- **DESCRIPTION OF THE TASK**: Write the data out again exactly and in full.
-=-=-
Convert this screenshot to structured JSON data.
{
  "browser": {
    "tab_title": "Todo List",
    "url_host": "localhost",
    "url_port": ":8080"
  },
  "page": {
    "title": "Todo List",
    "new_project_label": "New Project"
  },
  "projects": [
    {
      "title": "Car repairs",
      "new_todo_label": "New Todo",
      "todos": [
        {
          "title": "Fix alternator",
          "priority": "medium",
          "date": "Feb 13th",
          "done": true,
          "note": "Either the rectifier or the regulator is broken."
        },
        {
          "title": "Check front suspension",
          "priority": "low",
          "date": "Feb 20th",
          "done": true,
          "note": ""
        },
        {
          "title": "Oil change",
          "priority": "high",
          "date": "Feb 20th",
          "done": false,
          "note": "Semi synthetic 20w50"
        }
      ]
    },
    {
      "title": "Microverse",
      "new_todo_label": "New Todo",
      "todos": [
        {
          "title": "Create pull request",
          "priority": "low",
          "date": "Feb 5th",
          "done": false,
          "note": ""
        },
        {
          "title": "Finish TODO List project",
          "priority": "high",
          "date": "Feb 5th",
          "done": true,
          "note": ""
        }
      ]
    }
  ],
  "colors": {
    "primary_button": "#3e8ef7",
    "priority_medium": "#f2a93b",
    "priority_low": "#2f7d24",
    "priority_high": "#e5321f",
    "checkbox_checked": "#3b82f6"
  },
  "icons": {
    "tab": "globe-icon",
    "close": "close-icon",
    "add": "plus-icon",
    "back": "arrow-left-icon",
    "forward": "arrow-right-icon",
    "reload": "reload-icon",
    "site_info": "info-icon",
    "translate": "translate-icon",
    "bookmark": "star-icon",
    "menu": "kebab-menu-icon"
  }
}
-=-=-
- **SOLUTION TO THE PROBLEM**:
Convert this screenshot to structured JSON data.
{
  "browser": {
    "tab_title": "Todo List",
    "url_host": "localhost",
    "url_port": ":8080"
  },
  "page": {
    "title": "Todo List",
    "new_project_label": "New Project"
  },
  "projects": [
    {
      "title": "Car repairs",
      "new_todo_label": "New Todo",
      "todos": [
        {
          "title": "Fix alternator",
          "priority": "medium",
          "date": "Feb 13th",
          "done": true,
          "note": "Either the rectifier or the regulator is broken."
        },
        {
          "title": "Check front suspension",
          "priority": "low",
          "date": "Feb 20th",
          "done": true,
          "note": ""
        },
        {
          "title": "Oil change",
          "priority": "high",
          "date": "Feb 20th",
          "done": false,
          "note": "Semi synthetic 20w50"
        }
      ]
    },
    {
      "title": "Microverse",
      "new_todo_label": "New Todo",
      "todos": [
        {
          "title": "Create pull request",
          "priority": "low",
          "date": "Feb 5th",
          "done": false,
          "note": ""
        },
        {
          "title": "Finish TODO List project",
          "priority": "high",
          "date": "Feb 5th",
          "done": true,
          "note": ""
        }
      ]
    }
  ],
  "colors": {
    "primary_button": "#3e8ef7",
    "priority_medium": "#f2a93b",
    "priority_low": "#2f7d24",
    "priority_high": "#e5321f",
    "checkbox_checked": "#3b82f6"
  },
  "icons": {
    "tab": "globe-icon",
    "close": "close-icon",
    "add": "plus-icon",
    "back": "arrow-left-icon",
    "forward": "arrow-right-icon",
    "reload": "reload-icon",
    "site_info": "info-icon",
    "translate": "translate-icon",
    "bookmark": "star-icon",
    "menu": "kebab-menu-icon"
  }
}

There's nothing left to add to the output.